To do: Repeat every entry word for word, skipping the pictures.

[Source data]
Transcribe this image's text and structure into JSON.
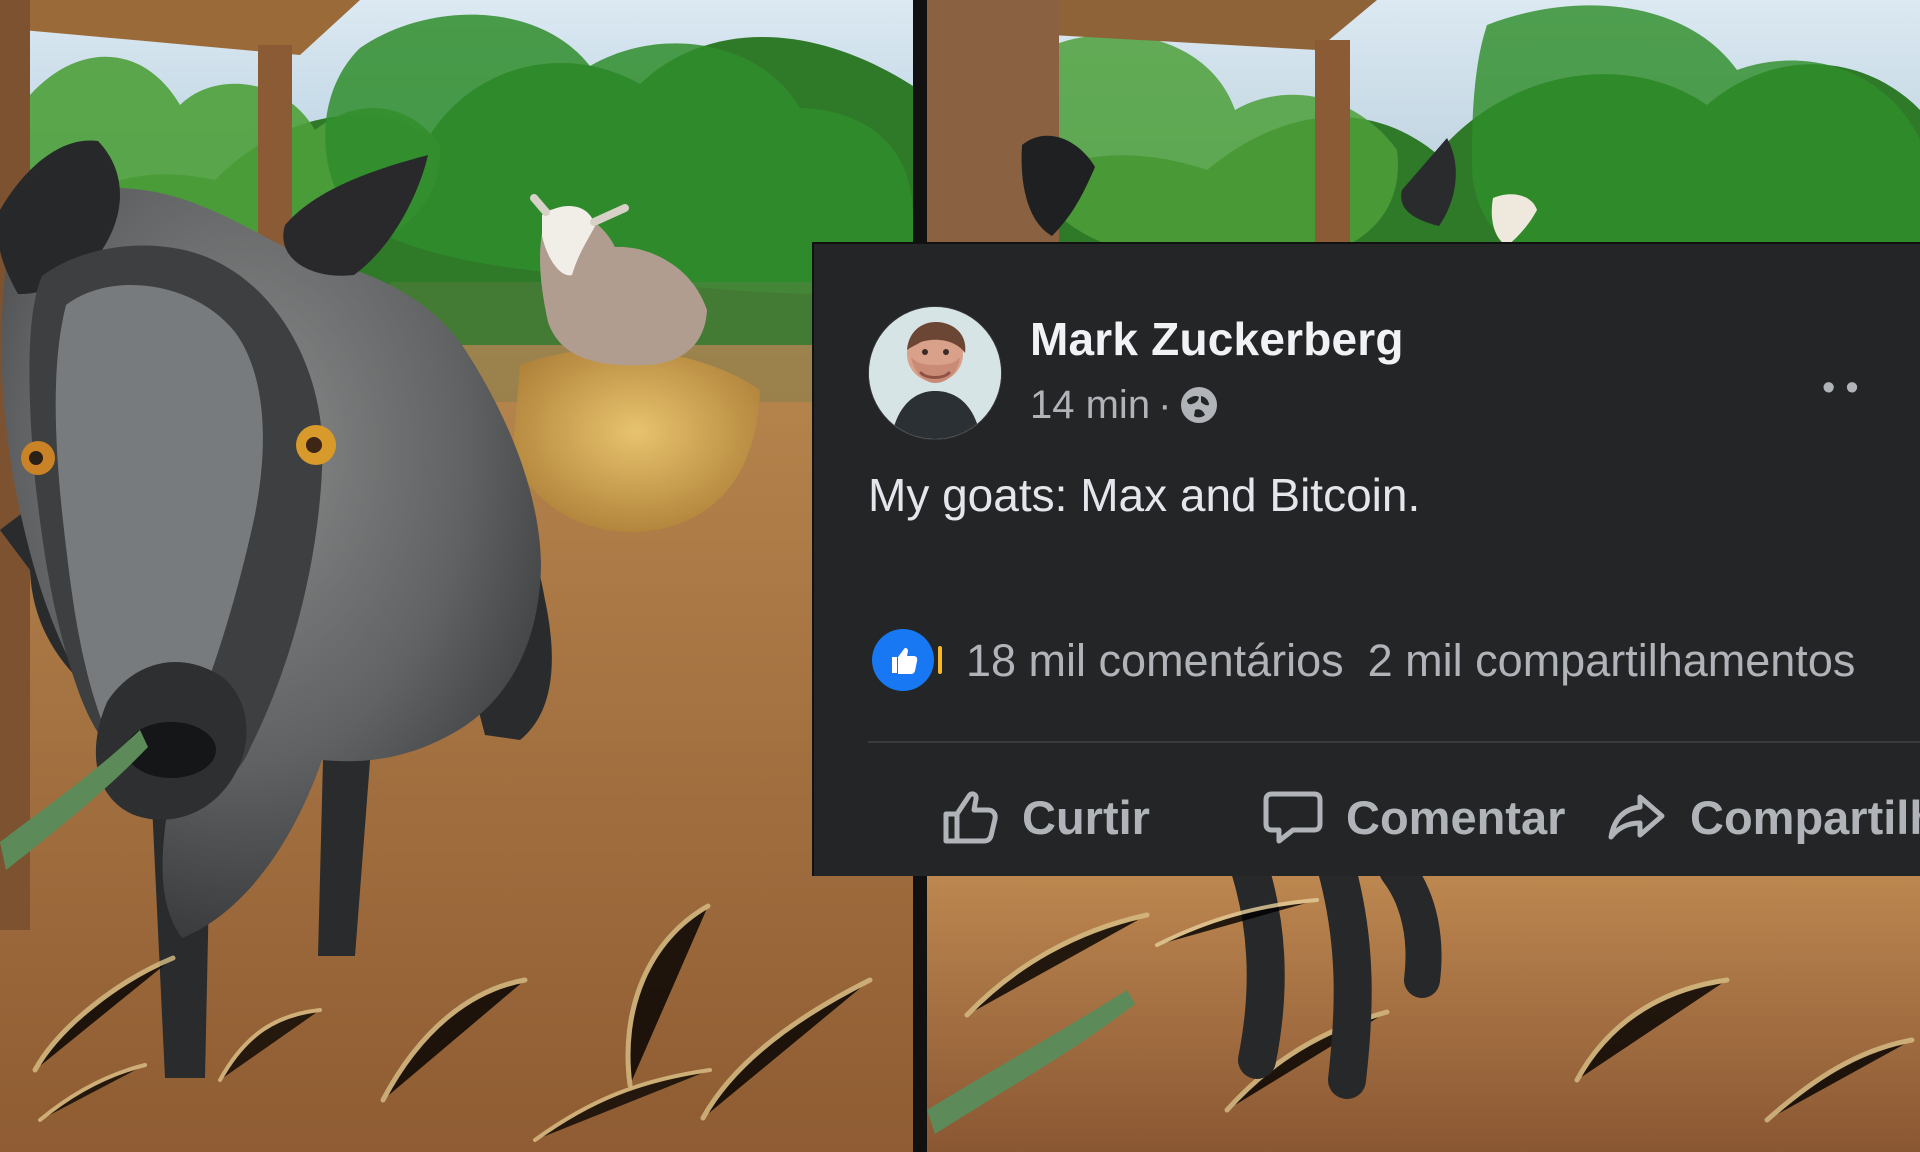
{
  "photos": {
    "left_alt": "A young gray goat standing in a pen with straw and a second goat behind it",
    "right_alt": "A duplicate goat photo partially covered by a Facebook post card"
  },
  "post": {
    "author_name": "Mark Zuckerberg",
    "time": "14 min",
    "meta_separator": "·",
    "privacy_icon": "globe-icon",
    "more_icon": "more-horizontal-icon",
    "text": "My goats: Max and Bitcoin.",
    "reactions": {
      "icon": "like-reaction-icon",
      "comments": "18 mil comentários",
      "shares": "2 mil compartilhamentos"
    },
    "actions": {
      "like": "Curtir",
      "comment": "Comentar",
      "share": "Compartilhar"
    }
  },
  "colors": {
    "card_bg": "#242526",
    "text_primary": "#e4e6eb",
    "text_secondary": "#b0b3b8",
    "facebook_blue": "#1877f2"
  }
}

Exercise answer:
Transcribe this image's text and structure into JSON.
{
  "photos": {
    "left_alt": "A young gray goat standing in a pen with straw and a second goat behind it",
    "right_alt": "A duplicate goat photo partially covered by a Facebook post card"
  },
  "post": {
    "author_name": "Mark Zuckerberg",
    "time": "14 min",
    "meta_separator": "·",
    "privacy_icon": "globe-icon",
    "more_icon": "more-horizontal-icon",
    "text": "My goats: Max and Bitcoin.",
    "reactions": {
      "icon": "like-reaction-icon",
      "comments": "18 mil comentários",
      "shares": "2 mil compartilhamentos"
    },
    "actions": {
      "like": "Curtir",
      "comment": "Comentar",
      "share": "Compartilhar"
    }
  },
  "colors": {
    "card_bg": "#242526",
    "text_primary": "#e4e6eb",
    "text_secondary": "#b0b3b8",
    "facebook_blue": "#1877f2"
  }
}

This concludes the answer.